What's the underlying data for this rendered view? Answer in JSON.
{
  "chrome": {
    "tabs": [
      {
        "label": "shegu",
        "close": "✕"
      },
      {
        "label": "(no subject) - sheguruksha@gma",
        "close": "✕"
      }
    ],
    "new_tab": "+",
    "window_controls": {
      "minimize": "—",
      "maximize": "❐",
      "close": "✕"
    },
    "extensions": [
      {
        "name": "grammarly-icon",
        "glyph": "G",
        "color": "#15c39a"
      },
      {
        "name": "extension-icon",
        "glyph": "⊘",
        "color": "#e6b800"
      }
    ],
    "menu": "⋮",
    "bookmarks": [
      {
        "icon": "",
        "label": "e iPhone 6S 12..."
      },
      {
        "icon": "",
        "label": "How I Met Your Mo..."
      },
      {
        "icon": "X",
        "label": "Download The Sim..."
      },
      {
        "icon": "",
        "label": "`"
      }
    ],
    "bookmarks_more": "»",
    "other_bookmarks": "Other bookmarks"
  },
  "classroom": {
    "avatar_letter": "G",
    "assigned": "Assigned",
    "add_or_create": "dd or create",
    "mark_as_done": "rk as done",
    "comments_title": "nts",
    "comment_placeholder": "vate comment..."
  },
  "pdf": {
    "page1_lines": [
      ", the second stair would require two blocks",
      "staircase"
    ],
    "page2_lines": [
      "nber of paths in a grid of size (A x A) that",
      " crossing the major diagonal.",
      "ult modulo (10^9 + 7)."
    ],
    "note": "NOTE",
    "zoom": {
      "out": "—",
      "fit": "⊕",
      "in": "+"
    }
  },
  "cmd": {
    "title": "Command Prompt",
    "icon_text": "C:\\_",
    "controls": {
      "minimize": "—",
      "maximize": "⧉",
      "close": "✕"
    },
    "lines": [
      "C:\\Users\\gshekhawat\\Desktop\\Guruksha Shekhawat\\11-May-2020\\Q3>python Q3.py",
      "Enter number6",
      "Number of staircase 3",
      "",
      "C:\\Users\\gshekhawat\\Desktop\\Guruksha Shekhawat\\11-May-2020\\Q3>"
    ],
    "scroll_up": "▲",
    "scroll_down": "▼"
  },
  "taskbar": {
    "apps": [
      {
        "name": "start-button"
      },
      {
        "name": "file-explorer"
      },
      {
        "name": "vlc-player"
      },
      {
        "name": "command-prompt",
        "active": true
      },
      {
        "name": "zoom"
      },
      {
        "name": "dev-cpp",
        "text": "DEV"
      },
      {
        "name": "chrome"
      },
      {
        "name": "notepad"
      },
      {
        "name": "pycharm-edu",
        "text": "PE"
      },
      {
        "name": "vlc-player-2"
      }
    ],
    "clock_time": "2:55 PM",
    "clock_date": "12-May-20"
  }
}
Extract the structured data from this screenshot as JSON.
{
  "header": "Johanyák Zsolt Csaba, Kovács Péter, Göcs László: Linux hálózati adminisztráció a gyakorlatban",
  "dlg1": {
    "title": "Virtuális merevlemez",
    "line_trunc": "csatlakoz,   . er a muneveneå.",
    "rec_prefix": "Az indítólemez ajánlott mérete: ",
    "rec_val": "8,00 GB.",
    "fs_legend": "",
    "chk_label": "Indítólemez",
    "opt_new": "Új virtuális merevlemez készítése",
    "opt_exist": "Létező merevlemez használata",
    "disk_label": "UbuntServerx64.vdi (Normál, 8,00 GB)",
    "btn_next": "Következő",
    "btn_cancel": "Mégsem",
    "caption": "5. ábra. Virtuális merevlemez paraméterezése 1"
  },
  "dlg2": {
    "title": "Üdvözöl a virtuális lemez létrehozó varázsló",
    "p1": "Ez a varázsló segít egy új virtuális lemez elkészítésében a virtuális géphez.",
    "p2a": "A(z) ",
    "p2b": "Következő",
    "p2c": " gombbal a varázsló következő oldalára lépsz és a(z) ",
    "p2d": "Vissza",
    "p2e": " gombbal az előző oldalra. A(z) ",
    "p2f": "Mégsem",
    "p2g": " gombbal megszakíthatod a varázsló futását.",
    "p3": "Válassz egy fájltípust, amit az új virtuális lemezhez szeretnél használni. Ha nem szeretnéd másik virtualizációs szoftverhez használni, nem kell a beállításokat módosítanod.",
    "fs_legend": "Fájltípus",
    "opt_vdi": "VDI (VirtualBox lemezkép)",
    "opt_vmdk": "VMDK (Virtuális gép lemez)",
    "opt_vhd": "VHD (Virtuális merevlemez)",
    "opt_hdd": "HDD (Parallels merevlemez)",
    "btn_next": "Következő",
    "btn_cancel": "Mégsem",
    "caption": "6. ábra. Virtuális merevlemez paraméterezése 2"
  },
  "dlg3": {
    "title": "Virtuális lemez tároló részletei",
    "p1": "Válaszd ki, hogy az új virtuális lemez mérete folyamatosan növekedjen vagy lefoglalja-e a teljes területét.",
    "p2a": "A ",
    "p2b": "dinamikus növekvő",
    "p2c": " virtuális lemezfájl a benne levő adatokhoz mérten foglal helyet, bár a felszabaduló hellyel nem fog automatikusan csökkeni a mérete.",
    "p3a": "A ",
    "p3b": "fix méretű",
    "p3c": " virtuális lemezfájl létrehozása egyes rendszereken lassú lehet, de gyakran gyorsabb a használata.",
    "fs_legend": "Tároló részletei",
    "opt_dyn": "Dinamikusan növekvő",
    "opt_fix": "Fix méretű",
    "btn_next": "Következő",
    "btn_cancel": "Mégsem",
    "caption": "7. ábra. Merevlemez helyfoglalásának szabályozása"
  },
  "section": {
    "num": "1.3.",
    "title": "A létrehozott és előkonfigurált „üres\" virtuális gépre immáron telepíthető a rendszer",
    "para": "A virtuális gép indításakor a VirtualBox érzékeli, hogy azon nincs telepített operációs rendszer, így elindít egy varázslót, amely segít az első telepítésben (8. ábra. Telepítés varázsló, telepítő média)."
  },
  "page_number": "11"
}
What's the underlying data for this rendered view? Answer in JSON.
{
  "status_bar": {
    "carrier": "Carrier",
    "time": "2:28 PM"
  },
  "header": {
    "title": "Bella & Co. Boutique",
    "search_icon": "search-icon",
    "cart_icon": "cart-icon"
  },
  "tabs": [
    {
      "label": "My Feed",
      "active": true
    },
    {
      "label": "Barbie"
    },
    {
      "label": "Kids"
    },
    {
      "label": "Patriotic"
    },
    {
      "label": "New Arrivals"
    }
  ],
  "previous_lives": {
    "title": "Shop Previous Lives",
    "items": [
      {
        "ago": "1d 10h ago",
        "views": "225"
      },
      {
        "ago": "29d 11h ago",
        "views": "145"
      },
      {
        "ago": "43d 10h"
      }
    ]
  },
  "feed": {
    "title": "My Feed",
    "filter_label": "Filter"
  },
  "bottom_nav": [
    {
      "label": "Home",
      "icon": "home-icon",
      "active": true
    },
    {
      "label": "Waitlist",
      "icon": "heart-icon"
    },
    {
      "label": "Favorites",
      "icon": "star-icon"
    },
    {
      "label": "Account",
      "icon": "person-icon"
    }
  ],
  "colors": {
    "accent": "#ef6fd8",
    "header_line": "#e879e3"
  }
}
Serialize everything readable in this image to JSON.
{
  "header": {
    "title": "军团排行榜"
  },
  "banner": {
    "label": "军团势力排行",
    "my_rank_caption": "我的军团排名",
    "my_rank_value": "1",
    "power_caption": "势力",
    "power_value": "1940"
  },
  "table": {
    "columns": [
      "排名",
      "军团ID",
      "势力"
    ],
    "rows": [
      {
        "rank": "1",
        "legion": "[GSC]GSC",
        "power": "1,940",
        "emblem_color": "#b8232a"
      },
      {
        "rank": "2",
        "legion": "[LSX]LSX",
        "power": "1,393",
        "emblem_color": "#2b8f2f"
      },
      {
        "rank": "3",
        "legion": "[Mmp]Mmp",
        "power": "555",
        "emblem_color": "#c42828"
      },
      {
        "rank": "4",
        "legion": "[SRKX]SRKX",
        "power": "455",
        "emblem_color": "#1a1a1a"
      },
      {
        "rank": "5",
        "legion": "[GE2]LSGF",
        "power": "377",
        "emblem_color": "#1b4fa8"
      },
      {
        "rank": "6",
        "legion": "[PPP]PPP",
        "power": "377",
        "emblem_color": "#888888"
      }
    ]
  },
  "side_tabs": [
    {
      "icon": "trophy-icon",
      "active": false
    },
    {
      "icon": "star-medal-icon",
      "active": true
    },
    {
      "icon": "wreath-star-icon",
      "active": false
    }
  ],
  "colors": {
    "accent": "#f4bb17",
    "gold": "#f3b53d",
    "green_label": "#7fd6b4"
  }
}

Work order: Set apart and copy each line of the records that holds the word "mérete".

Answer to this task:
    "rec_prefix": "Az indítólemez ajánlott mérete: ",
    "p1": "Válaszd ki, hogy az új virtuális lemez mérete folyamatosan növekedjen vagy lefoglalja-e a teljes területét.",
    "p2c": " virtuális lemezfájl a benne levő adatokhoz mérten foglal helyet, bár a felszabaduló hellyel nem fog automatikusan csökkeni a mérete.",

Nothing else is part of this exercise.